    order.Wait();
    if (order.IsFaulted)
        throw order.Exception;
    var ingredients = ObtainIngredientsAsync(order.Result);
    var finished = ObtainRecipeAsync(order.Result)
        .ContinueWith(r => r.Result.PrepareAsync(ingredients.Result)
            .ContinueWith(m => diner.Give(m.Result)
        )
    );
    return finished;
}


This code waits for the order task (obtaining the order) to finish. Then, it checks to see if it is faulted. If it is faulted, this routine rethrows the exception that was generated by the async task. Otherwise, it continues on its way, doing the remaining work. You would do the same thing with the other tasks in order to check each asynchronous operation for errors before continuing.  Here’s the final version, after propagating any exceptions from any of the asynchronous tasks:

Task ServeBreakfast(Diner diner)
{
    var order = ObtainOrderAsync(diner);
    order.Wait();
    if (order.IsFaulted)
        throw order.Exception;
    var ingredients = ObtainIngredientsAsync(order.Result);
    var recipe = ObtainRecipeAsync(order.Result);
    Task.WaitAll(ingredients, recipe);
    if (ingredients.IsFaulted)
        throw ingredients.Exception;
    if (recipe.IsFaulted)
        throw recipe.Exception;
    var finished = recipe.ContinueWith(r => 
        r.Result.PrepareAsync(ingredients.Result)
            .ContinueWith(m => diner.Give(m.Result)
        )
    );
    return finished;
}


This final version comes closer to approximating the functionality of the original version. It’s still missing several features that Eric and Mads cover in their MSDN magazine articles. Those features include cancellation, and marshaling continuations to the UI thread. Those features can be replicated using methods on the Task class. However, they are quite a bit more work.

By leveraging the Task class, you can create asynchronous code today that will be easy to upgrade to the C# 5 language features when you’re ready. You’ll learn more about writing asynchronous algorithms, and how you can take advantage of asynchrony in your applications. Windows Phone and Silverlight APIs already expect you leverage async programming to maintain a responsive UI. You’ll also be better prepared for WinRT programming, where more of the APIs are available only in an asynchronous method.

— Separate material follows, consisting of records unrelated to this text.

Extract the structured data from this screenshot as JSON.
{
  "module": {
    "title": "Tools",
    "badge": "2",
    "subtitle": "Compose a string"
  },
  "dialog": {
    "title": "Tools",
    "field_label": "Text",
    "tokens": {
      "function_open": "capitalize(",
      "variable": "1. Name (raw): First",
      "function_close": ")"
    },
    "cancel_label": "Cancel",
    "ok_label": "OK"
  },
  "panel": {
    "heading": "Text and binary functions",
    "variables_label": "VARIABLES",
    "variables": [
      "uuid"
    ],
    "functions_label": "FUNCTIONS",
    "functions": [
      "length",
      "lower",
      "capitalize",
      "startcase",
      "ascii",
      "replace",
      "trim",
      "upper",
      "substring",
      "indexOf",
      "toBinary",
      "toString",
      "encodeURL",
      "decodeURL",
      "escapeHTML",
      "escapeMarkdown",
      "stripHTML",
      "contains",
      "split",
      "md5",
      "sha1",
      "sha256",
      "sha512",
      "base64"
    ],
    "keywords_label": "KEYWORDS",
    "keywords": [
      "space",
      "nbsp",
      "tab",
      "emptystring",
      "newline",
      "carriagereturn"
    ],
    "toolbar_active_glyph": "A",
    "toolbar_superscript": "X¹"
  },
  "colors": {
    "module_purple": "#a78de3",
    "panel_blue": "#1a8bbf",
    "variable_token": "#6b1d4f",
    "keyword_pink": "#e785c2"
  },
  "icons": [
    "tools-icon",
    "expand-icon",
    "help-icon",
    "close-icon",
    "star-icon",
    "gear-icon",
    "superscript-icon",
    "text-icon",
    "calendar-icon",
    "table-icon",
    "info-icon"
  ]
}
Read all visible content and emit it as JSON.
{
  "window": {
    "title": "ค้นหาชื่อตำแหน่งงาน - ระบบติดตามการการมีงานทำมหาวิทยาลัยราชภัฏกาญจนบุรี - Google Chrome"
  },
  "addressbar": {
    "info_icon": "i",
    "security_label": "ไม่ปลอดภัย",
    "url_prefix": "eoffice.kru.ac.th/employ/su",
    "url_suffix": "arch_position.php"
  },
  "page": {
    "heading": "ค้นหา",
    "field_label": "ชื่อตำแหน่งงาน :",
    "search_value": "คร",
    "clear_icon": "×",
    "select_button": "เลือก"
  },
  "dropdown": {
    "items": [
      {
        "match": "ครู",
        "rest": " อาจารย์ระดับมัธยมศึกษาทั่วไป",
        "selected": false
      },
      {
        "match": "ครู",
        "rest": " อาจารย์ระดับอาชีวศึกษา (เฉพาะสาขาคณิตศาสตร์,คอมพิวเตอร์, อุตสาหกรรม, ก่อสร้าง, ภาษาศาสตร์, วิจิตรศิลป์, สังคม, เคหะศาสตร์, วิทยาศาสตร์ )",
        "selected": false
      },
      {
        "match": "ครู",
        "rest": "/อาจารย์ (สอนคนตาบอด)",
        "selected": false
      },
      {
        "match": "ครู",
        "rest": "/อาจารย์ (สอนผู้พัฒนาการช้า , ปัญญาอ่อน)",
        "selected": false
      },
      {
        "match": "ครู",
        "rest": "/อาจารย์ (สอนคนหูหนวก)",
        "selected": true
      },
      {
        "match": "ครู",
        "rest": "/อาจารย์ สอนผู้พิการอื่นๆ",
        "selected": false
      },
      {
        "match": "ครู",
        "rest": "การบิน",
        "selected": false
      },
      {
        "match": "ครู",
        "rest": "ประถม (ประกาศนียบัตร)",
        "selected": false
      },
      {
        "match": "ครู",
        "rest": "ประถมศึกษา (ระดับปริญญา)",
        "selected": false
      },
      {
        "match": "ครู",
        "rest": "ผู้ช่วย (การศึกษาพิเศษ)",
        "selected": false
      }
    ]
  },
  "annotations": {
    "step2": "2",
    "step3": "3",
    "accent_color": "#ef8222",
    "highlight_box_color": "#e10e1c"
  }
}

The next version of C# will contain great new features to make it easier to create asynchronous code that reads and feels like our familiar synchronous models. But that’s no reason to wait. Download and try the VS 11 CTP. Equally important, start using Task<T> and Task in your current work with C# 4 and Visual Studio 2010. You’ll learn valuable experience with asynchronous programming, and you will be able to more easily adapt your current codebase to C# 5 when you’re ready.